This was an idea originally spawned by Sean Ennis so I have to give kudos to him for coming up with the original data set and link to the source data ...
NetWitness with the TLS parser (or any other parser that might write values into the crypto metakey) writes the crypto/cipher suites that are detected into this metakey, which makes it really easy to match up against a list of known good or bad suites to provide alerting or reporting on what is seen in the events.
So where to find a good, trusted source for weak cipher suites?
This site is a great reference to check your own browser cipher suites and provide a report card on what is presented and if legacy or weak suites are presented (potential downgrade attacks).
If you hop over to the GitHub page for this site you can locate this file which lists the weak cipher suites that can be used in a feed to match against what is see on the wire and provide additional alerting or reporting on what is detected.
With a little work in Notepad++ you can get a file as included in this post and create a matching xml file for feed deployment. Then deploy to your decoders (packet and log) and now you have the ability to create matching meta (in this case the xml points to
analysis.service = 'insecure_cipher_suites'
and more detailed reason of why in threat.desc
threat.desc='sweet32ciphersuites:uses 3des which is vulnerable to the swe...'
in this case matching this suite
The additional meta as well as direction or specific applications or workstation subnets can form the basis of additional alerts/meta or rules that can end up in IM/Respond for Triaging.
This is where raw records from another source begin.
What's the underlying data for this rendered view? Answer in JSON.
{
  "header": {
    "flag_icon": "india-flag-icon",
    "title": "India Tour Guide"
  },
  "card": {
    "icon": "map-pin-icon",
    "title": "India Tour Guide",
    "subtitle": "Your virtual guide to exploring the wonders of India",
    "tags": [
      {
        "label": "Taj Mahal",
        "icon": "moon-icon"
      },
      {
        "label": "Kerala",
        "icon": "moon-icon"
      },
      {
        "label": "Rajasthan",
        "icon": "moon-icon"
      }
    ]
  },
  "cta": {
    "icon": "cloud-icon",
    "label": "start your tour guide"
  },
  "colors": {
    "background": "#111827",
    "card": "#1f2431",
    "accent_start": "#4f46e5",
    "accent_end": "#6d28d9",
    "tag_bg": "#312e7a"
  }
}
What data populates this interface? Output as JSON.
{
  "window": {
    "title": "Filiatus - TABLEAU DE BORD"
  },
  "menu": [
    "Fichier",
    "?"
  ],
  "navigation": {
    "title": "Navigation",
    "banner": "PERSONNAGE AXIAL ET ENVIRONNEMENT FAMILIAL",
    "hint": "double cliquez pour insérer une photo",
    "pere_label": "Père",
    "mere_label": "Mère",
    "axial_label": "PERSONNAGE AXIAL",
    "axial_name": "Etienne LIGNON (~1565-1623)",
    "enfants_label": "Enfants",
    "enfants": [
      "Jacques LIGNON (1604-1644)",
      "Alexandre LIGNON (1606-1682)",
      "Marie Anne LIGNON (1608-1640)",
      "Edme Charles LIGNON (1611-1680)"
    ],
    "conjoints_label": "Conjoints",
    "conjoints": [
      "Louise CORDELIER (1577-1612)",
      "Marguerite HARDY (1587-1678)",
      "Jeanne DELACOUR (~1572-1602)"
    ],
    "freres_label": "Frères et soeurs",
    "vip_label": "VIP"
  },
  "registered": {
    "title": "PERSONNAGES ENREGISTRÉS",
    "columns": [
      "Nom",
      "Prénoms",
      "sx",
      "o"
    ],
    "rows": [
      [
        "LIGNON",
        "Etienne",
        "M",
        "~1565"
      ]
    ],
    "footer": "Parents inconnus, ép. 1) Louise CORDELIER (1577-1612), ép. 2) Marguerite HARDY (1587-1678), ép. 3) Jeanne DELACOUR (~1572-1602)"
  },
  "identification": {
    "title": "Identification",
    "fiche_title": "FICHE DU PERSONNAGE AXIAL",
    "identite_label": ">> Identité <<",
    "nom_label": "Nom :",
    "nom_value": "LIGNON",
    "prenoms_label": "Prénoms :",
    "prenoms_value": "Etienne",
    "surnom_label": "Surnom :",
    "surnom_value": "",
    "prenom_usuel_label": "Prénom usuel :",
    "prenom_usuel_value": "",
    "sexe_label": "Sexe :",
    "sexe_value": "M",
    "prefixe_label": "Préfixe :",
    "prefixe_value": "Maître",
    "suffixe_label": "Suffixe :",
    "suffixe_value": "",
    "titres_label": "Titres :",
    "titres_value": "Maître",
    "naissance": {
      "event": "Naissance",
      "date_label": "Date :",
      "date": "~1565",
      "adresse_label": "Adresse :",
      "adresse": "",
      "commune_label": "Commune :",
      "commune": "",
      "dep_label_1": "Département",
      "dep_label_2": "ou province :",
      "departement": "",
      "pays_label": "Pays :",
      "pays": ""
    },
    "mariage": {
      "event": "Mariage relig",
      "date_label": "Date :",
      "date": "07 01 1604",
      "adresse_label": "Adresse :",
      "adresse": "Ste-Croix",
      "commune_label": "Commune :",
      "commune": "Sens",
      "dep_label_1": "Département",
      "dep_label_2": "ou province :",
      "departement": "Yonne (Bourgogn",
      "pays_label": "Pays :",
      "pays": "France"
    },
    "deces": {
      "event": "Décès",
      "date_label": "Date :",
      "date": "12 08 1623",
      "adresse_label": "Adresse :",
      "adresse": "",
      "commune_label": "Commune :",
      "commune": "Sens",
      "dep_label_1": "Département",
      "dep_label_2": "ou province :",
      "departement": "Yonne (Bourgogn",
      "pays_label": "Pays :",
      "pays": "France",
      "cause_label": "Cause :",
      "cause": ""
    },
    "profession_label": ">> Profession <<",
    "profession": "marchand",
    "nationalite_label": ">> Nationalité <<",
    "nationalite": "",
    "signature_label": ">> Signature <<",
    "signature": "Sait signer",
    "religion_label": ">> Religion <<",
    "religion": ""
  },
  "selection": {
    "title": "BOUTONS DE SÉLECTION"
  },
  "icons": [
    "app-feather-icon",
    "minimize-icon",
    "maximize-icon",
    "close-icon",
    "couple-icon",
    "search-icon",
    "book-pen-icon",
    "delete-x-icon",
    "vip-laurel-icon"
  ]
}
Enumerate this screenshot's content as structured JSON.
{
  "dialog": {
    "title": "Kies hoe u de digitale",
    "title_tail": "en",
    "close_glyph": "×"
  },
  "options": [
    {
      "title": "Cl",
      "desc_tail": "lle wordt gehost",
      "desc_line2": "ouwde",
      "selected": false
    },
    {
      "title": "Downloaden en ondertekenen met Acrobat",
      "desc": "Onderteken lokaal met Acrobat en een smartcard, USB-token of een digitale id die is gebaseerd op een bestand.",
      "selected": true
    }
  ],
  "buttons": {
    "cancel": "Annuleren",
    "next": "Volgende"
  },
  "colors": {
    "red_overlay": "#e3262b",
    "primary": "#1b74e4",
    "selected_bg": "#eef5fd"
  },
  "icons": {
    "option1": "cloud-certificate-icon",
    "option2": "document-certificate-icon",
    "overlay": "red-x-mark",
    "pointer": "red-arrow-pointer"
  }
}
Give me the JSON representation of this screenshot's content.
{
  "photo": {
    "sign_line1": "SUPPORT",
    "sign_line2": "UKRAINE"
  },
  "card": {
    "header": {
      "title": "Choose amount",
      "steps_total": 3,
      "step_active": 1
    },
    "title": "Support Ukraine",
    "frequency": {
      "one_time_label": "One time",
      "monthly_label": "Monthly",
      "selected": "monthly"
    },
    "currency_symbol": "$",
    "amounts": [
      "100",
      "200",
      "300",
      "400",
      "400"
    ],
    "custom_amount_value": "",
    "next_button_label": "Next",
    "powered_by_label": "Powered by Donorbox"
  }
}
Can also be an Ops report to provide locations where weak suites are being used (maybe a legacy internal app is requesting them or legacy browsers on unmanaged devices)
which can also be used in addition to the other serivce analysis keys to look for addities in the properties of TLS traffic that might give you further reason to look at the source or destination of the traffic.